The end of another winter is approaching, which in my view offers many reasons for joy but one for regret. It is a reminder that despite the opportunity presented every year, I have yet to solve the perennial problem of the hat.
Anyone in an intemperate clime who has good sense knows better than to step outside on a January day without some sort of covering for the noggin. When the temperature is struggling to reach double digits, the snow is falling horizontally, and ice coats every visible surface, going bareheaded is about as sensible as going barefoot.
I found out the hard way shortly after moving to Chicago one winter many years ago. Like other baby boomers, I grew up in the years after President Kennedy made hats deeply unfashionable by refusing to wear one. The only ones I owned were caps advertising fishing tackle or farm machinery, suitable only on a boat or a softball diamond. I thought I needed a real hat like I needed a pocket watch and a monocle.
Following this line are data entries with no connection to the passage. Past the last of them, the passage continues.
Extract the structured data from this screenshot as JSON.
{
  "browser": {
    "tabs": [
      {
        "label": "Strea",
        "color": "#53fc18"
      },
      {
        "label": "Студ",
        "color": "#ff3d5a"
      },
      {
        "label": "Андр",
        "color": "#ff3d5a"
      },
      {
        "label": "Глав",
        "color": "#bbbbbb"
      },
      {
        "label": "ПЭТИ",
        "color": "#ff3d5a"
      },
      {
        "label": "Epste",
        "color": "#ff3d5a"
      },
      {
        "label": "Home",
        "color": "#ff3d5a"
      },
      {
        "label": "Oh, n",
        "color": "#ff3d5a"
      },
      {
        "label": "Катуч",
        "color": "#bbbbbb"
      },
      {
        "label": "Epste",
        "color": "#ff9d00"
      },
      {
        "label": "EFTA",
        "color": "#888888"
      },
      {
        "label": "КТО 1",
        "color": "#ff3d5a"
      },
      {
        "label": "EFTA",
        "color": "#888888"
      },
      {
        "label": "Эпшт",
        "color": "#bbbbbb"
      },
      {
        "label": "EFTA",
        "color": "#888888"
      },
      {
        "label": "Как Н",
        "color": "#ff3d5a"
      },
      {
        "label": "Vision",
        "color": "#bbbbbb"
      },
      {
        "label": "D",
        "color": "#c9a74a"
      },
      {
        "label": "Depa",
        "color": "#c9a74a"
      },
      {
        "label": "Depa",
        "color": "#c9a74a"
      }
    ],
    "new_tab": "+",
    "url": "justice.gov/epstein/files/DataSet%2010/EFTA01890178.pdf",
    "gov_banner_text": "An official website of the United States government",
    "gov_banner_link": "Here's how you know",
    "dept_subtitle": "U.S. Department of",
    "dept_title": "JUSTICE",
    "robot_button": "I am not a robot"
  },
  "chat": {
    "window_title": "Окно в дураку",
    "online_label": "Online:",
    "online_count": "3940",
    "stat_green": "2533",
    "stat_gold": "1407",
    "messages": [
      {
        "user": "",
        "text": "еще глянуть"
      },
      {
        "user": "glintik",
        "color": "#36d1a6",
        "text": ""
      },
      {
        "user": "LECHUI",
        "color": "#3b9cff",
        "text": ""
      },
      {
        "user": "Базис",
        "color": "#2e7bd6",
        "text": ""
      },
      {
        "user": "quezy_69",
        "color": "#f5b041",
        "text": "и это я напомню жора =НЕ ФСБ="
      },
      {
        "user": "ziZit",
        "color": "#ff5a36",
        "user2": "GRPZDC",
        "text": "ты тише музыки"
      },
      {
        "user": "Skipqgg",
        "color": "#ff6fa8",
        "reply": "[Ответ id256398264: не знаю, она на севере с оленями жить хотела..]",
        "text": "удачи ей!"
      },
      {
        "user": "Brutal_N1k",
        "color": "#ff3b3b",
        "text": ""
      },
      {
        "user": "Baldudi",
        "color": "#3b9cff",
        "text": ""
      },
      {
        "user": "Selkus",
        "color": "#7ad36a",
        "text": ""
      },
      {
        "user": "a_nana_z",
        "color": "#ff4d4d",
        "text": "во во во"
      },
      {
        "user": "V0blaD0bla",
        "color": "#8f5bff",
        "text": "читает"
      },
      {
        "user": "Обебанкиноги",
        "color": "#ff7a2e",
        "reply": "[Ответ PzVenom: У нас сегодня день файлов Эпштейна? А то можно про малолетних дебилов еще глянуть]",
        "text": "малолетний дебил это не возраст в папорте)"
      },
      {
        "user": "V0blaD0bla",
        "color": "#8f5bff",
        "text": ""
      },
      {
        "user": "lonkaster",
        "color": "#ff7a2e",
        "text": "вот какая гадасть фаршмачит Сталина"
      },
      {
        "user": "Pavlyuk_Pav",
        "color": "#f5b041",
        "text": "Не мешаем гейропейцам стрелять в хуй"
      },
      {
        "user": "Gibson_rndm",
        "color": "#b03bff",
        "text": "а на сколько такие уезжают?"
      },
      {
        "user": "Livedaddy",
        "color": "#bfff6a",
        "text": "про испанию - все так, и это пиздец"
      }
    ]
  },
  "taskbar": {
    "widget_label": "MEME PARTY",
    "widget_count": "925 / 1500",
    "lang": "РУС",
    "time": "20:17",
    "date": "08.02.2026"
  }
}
But one frigid February afternoon, I set out across the Michigan Avenue bridge on an errand. Halfway over, as the wind drilled icicles into my skull, I had an epiphany: JFK would have worn a hat if it was the difference between life and death. Having barely avoided a fatal bout of brain freeze, I resolved to buy a hat and wear it.
I did, and it warded off hypothermia until the arrival of spring. But I wasn't happy about it, for the simple reason that in our time, it is impossible to wear a hat without looking like a dork.
This is one of those problems that rouse my conservative instincts. In the old days, when we paid heed to centuries of accumulated wisdom, Americans understood the value of hats. But in the liberated atmosphere of the '60s, people jettisoned many traditional customs simply because they were traditional customs. Hats were seen as a suffocating imposition on our freedom to uncover our heads.Today, we find ourselves with a far more oppressive constraint -- the chilly grip of fashion, which gives scant weight to considerations like comfort and health. In a world in which hardly anyone wears hats except for reasons of necessity, they radiate homely, unhip practicality. Even Brad Pitt, who recently did a photo shoot wearing various hats, couldn't make them work. So someone living in a wintry clime can look stupid and be warm, or look good and suffer.
If you're a grown man who wants to protect his skull from the elements, your choices are like the dining options at a maximum security prison: All so bad that you may prefer to do without.
There is the old reliable knit stocking cap. It looked good on you when you were 10 years old, and it still looks good -- on 10-year-olds. If you wear it as an adult, people will assume you just got back from a lengthy ice-fishing trip in northern Minnesota. There is the baseball cap. Nothing can beat it for conveying maturity and professionalism except maybe flip-flops and a Hawaiian shirt.
There is the beret. It's fine if you're French, or if you're taking a painting class at the local Art Institute. Otherwise, you might as well wear a sign around your neck with the words, "Beware of pretentious twit." Equally lame are cowboy hats, which are permissible only for someone riding a horse, watching a rodeo or going to a Halloween party.
There is the driving cap, which brings to mind a New York City cabbie, circa 1955 -- something even New York City cabbies don't want to emulate. While a fedora looks great on Humphrey Bogart in the old movies, these days, it's the fashion equivalent of your father's Oldsmobile or maybe Packard. If you're a rabbi, you can get away with it. Otherwise, not.
I've tried most of these options only to feel deep embarrassment in every one. So from now on, I'm wearing a ski mask. Sure, I'll look ridiculous. But no one will know it's me.